Mia Michaels, whose company, Reality at Work, makes its New York debut Wednesday through Sunday at the Upper East Side’s Playhouse 91, has choreographed for Prince, Gloria Estefan, and MTV’s Hot Properties. Her dancers exude steely instead of noodly movement qualities. When a leg, male or female, shoots into the air, it’s perpendicular to the ground, capped by an exquisitely arched foot. She’s not into navel-gazing stuff that distances audiences: “When I do concert work I want to entertain as well as speak what I have to say,” she says, citing her Against the Current as descriptive of her career—always pushing toward something better.
According to dancer Jason Parsons, “Our group is different from any other company because we feel each other’s emotion. Mia’s work comes from a deeper place.”
“We use technique and virtuosity, but it has an element of the street and the soul,” echoes another company member. “Even though it’s concert work, it’s not so internal and self-indulgent that it’s just for the choreographer and the dancers. We feel like we’re speaking to the audience and sharing. It’s not just internal.”

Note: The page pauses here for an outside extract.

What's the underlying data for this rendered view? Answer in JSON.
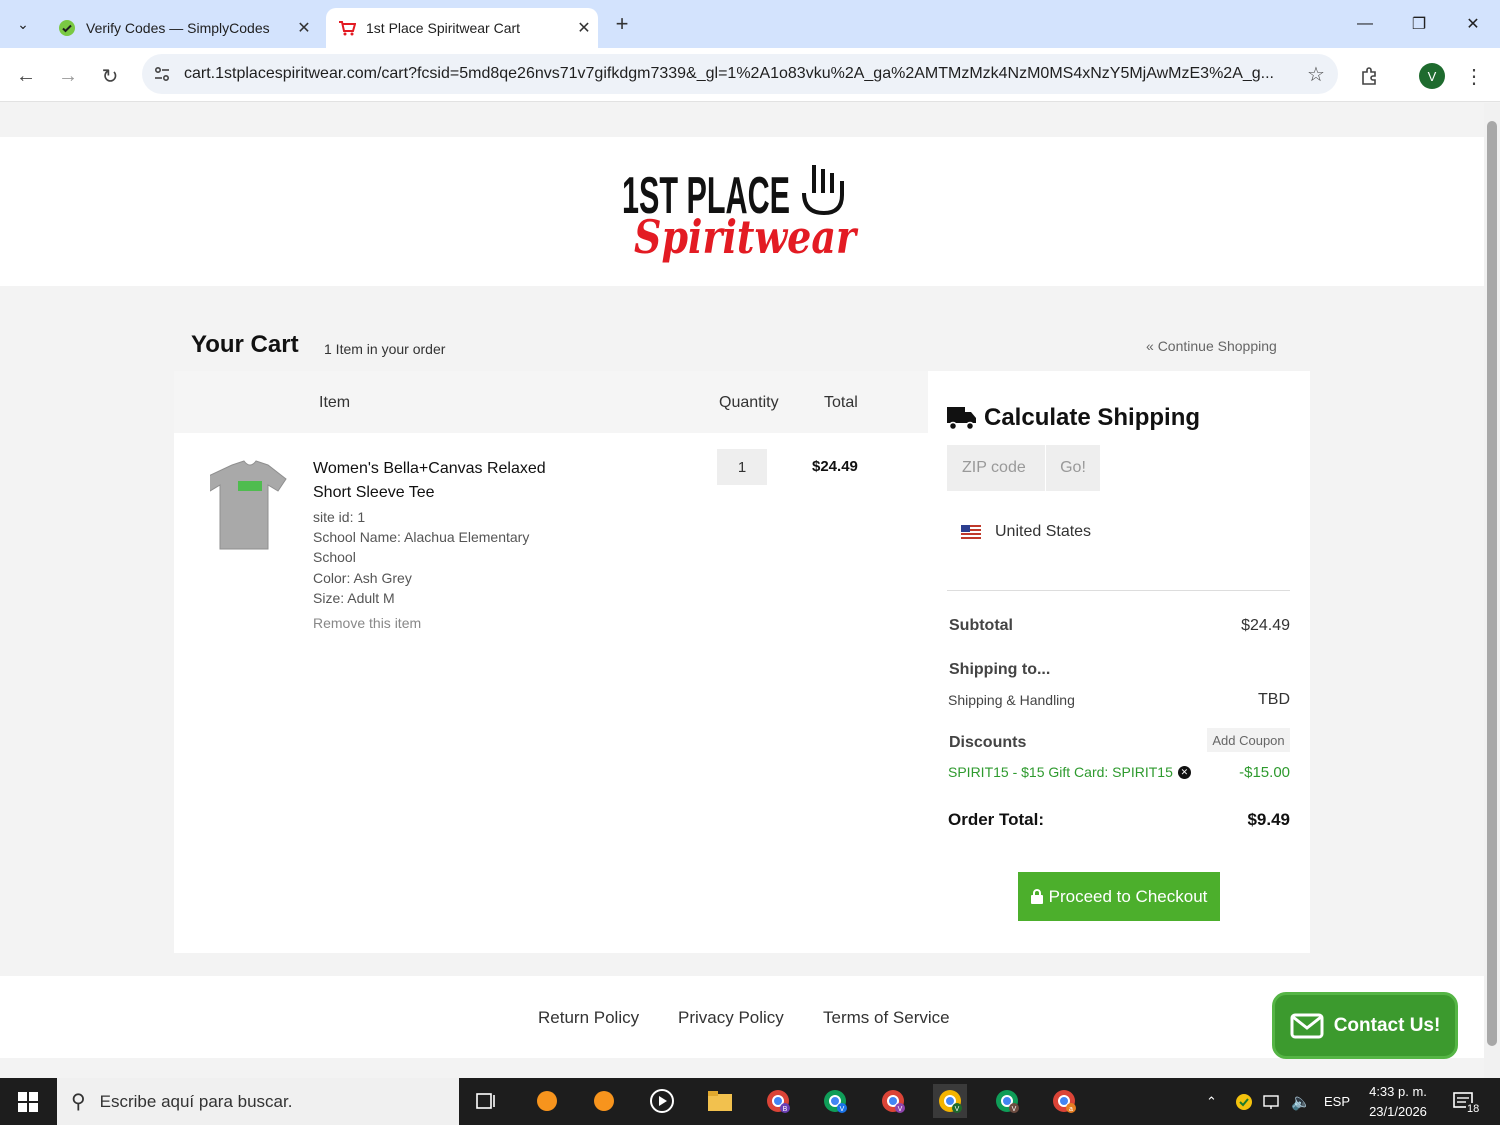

Michaels describes her style as “modern dance with a commercial jazz edge done by classically and jazz-trained dancers.” In other words, powerful, emotionally raw dancing by limber, beautifully chiseled bodies. All but one of RAW’s dancers come from the commercial dance world—sitcoms, videos, industrials. Mark Meismer, fresh from dancing a “Greased Lightning” skit on Home Improvement, says “doing television and film is fun and the money is great, but there is nothing artistically fulfilling about it. We train our whole lives to dance and then do the Academy Awards; you’re a fish in the back swimming during The Little Mermaid. Dancing a 20-minute piece by Mia, you’re not thinking about camera three or ‘Make sure you look to the right and smile on five.’ After you perform a piece of Mia’s, you come offstage like ‘Wow, I just danced my soul.'”